FICO Score 9 has been available to consumers since 2016. You can purchase it from FICO or possibly get it free from your credit card issuer, a lender or credit counselor through FICO's Open Access program, which allows lenders and credit counselors to share scores used in lending decisions.
In general, if you're trying to get a new credit card, car loan or consumer loan, then your FICO® Score 8 credit scores can matter. Since FICO® Score 8 credit scores are the most widely used FICO® scores, there's a good chance a potential lender may use it.
You may be surprised to know that the simple answer is that both are accurate. Read on to find out what's different between the two companies, how they get your credit scores, and why you have more than one credit score to begin with.
FICO Score 9 (also known as FICO 9 and FICO 9.0) is the latest edition of the widely regarded credit scoring models. It means good things for your credit score, although it is rolling out very slowly.
The recommended credit score needed to buy a car is 660 and above. This will typically guarantee interest rates under 6%.
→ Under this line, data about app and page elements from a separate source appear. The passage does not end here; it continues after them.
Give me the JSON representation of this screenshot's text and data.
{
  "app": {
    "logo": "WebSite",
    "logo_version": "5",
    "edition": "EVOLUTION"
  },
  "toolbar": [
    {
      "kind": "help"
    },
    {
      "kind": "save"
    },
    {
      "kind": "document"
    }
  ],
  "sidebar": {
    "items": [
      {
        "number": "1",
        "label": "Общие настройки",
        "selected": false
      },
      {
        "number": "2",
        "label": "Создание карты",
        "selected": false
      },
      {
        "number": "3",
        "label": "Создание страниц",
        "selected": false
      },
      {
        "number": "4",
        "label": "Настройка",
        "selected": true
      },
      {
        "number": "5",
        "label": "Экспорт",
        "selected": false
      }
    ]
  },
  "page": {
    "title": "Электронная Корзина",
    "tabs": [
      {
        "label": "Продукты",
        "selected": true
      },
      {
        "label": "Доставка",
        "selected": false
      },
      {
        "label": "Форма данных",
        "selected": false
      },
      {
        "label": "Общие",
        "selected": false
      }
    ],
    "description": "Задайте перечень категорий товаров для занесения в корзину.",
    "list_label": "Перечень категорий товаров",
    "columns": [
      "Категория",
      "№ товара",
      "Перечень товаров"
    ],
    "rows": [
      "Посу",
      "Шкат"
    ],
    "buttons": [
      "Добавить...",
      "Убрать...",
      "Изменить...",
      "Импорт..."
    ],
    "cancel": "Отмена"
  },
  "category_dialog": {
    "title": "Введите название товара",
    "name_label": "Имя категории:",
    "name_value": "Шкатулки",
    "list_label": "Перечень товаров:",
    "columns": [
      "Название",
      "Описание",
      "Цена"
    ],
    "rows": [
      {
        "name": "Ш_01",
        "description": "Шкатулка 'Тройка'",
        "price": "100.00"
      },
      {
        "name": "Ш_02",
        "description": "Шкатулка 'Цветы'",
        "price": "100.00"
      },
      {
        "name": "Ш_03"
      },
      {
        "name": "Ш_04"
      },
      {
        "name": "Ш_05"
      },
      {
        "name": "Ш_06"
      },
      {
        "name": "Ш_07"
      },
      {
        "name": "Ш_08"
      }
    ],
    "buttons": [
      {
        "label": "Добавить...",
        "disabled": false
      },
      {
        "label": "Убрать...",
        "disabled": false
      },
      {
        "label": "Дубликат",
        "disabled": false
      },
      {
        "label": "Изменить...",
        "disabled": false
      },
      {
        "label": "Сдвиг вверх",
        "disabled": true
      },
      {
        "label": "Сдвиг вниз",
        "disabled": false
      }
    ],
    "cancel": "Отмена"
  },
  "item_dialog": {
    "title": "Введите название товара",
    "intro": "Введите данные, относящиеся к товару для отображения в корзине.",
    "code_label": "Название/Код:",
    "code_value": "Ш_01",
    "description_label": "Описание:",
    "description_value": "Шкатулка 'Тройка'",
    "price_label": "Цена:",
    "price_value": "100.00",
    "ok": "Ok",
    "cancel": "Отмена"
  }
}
What credit score do auto lenders look at? The three major credit bureaus are Experian, TransUnion and Equifax. The two big credit scoring models used by auto lenders are FICO® Auto Score and Vantage. We're going to take at look at FICO® since it has long been the auto industry standard.
Auto lenders use a special reporting system called FICO® Auto Score when determining the creditworthiness of a potential customer. The three credit reporting bureaus that contribute information to your FICO Auto Score are TransUnion®, Experian™ and Equifax®.
To purchase a $300K house, you may need to make between $50,000 and $74,500 a year. This is a rule of thumb, and the specific salary will vary depending on your credit score, debt-to-income ratio, the type of home loan, loan term, and mortgage rate.
How much do I need to make for a $250,000 house? A $250,000 home, with a 5% interest rate for 30 years and $12,500 (5%) down requires an annual income of $65,310.
The credit scores and reports you see on Credit Karma should accurately reflect your credit information as reported by those bureaus. This means a couple of things: The scores we provide are actual credit scores pulled from two of the major consumer credit bureaus, not just estimates of your credit rating.
No down payment is required for VA, USDA and doctor loan programs detailed above. What credit score do I need to buy a house with no money down? No-down-payment lenders usually set 620 as the lowest credit score to buy a house.
FHA loans (score: 580)
Most mortgage lenders accept FICO scores of 580 and above for an FHA loan. And you only need 3.5% down to buy a house with this program. Some lenders even allow credit scores of 500-579 under the FHA program, though you'll need a 10% down payment if your score is in that range.